Has the passage of the ARRA legislation changed your focus at all in terms of technology adoption?
Well, I think so. Again, we have started on this pathway well ahead of any inkling that that was going to happen. I think it maybe has changed the timetable and maybe helped us focus on making sure that we do those elements that are going to be needed to get the money. I mean, if we’re going to do this and there’s money to be gotten, we might as well make our timetable fit the schedule that will allow us to get that stimulus money.
Sounds like you’re pretty well connected with your medical informatics role and HIMSS. What’s your impression — why do you think EMR adoption still remains pretty low?
I think the main issue’s cost. I think for a lot of people it’s very hard to justify the cost. It’s hard to show that there’s truly any return on investment; and then resistance to change in general, and the fact that it probably is going to slow you down, at least for a period of time.
Ultimately, I think probably the best you can hope for is going to be time-neutral. I think to argue that you’re actually going to save time with an EMR; maybe some people can do that, but I don’t think that’s a realistic goal, at least at the current level of the technology.
What’s next for your practice in terms of technology adoptions? Do you have any additional plans? Or just tweaking what you have?
We’re not really looking into any other software products in particular. There are lots of things that this product has available that we would like to get back to. Actually, one of the things that we bought this for was it had a surgery scheduling. They call it Surgery Planner. Then when we tried to actually use the Surgery Planner, it really didn’t fit our workflows for a variety of reasons. So we’re hoping that we can kind of circle back with the Peak Practice people and get a project going to make a better surgery scheduling planner.

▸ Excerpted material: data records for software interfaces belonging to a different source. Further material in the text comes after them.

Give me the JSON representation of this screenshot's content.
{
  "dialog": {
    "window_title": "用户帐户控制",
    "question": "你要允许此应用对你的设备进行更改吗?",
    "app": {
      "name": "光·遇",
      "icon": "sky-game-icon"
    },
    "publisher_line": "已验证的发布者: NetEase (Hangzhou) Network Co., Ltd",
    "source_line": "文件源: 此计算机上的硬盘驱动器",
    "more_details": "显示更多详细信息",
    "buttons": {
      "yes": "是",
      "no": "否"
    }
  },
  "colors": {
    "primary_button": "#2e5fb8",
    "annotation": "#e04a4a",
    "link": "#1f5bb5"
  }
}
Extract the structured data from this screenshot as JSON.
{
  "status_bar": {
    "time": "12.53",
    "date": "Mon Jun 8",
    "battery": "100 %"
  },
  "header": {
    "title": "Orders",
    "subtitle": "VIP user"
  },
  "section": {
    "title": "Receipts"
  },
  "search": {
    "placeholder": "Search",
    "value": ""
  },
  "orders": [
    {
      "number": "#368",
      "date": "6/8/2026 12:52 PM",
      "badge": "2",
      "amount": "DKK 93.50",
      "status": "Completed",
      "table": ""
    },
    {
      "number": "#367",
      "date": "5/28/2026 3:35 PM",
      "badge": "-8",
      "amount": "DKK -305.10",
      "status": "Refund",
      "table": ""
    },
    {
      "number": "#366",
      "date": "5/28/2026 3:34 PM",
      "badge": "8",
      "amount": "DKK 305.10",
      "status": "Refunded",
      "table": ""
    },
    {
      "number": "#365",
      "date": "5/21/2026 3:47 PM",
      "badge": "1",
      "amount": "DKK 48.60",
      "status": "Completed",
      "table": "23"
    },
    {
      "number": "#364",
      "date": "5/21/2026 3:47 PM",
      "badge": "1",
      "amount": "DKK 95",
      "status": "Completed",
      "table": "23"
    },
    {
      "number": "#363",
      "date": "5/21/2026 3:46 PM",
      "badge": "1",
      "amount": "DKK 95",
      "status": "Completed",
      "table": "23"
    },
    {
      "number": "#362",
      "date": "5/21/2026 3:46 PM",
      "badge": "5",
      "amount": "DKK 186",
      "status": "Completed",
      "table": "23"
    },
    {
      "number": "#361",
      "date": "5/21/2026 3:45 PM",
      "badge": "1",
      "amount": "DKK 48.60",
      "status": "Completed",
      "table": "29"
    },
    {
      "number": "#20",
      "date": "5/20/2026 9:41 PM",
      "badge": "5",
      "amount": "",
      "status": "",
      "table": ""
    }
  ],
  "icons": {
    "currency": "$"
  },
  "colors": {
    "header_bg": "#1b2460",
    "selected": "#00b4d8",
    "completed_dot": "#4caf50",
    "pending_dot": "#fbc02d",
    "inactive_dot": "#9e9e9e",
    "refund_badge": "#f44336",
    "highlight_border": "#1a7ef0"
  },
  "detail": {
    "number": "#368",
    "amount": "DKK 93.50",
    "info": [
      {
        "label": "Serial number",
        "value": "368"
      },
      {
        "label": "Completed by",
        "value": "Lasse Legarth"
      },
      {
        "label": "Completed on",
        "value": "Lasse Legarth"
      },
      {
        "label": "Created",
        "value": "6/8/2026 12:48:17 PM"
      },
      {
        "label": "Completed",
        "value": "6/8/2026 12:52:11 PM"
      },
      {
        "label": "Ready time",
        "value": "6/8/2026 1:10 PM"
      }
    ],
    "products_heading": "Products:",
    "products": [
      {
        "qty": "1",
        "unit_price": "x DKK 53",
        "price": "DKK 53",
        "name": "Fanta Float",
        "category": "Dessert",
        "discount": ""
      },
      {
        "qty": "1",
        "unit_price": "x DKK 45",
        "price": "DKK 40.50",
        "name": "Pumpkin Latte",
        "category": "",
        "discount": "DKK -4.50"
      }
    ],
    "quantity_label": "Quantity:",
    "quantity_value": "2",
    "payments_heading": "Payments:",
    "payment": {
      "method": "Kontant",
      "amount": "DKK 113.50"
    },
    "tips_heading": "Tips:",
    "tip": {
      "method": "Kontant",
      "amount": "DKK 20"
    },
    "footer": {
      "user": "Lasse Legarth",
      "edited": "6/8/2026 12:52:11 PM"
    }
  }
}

We’d like to do the patient portal, which is available. We’ve already got access to that. A patient kiosk that gives us access to the instant medical history. They call it IntelliHistory, and we’ve just had difficulty. We’ve tried with a couple of conditions getting that to work and we’ve just had some issues there. Are you familiar with Allen Wenner and Instant Medical History?
No, I’m not.
IMH is just a tool that you can basically put the patient in front of a computer and they’ll take a history. You have to tee it up and say, this is about blood in the urine or this is about chest pain or whatever; and it’ll ask them questions; it’s not just a flat fill-in-the-blank kind of thing. It branches. So if you say, “Yes, I get up at night to urinate,” it’ll ask you a bunch of questions that apply to that, and it will take that and it will actually fill in your history of present illness for you. I think for some patients, that could be a great time-saver.
Wenner argues that actually, you can do a better history by using a tool like that. People might be more inclined to answer honestly through a machine than they would sitting face-to-face with a person about, maybe, some delicate issues. And so I think it’s a great concept. Again, it addresses that data entry issue. You can actually get the patient to enter the data directly for you. But it, again, we’ve had some challenges getting that to work.
Another thing, in our state, the statewide RHIO, which is called NeHII, Nebraska Health Information Initiative — we’re participating in that as one of the pilot sites for that. We are hoping to be able to actually get an interface to Peak Practice so we can selectively pull in data so we don’t have to look it up on the NeHII system and enter it into our system.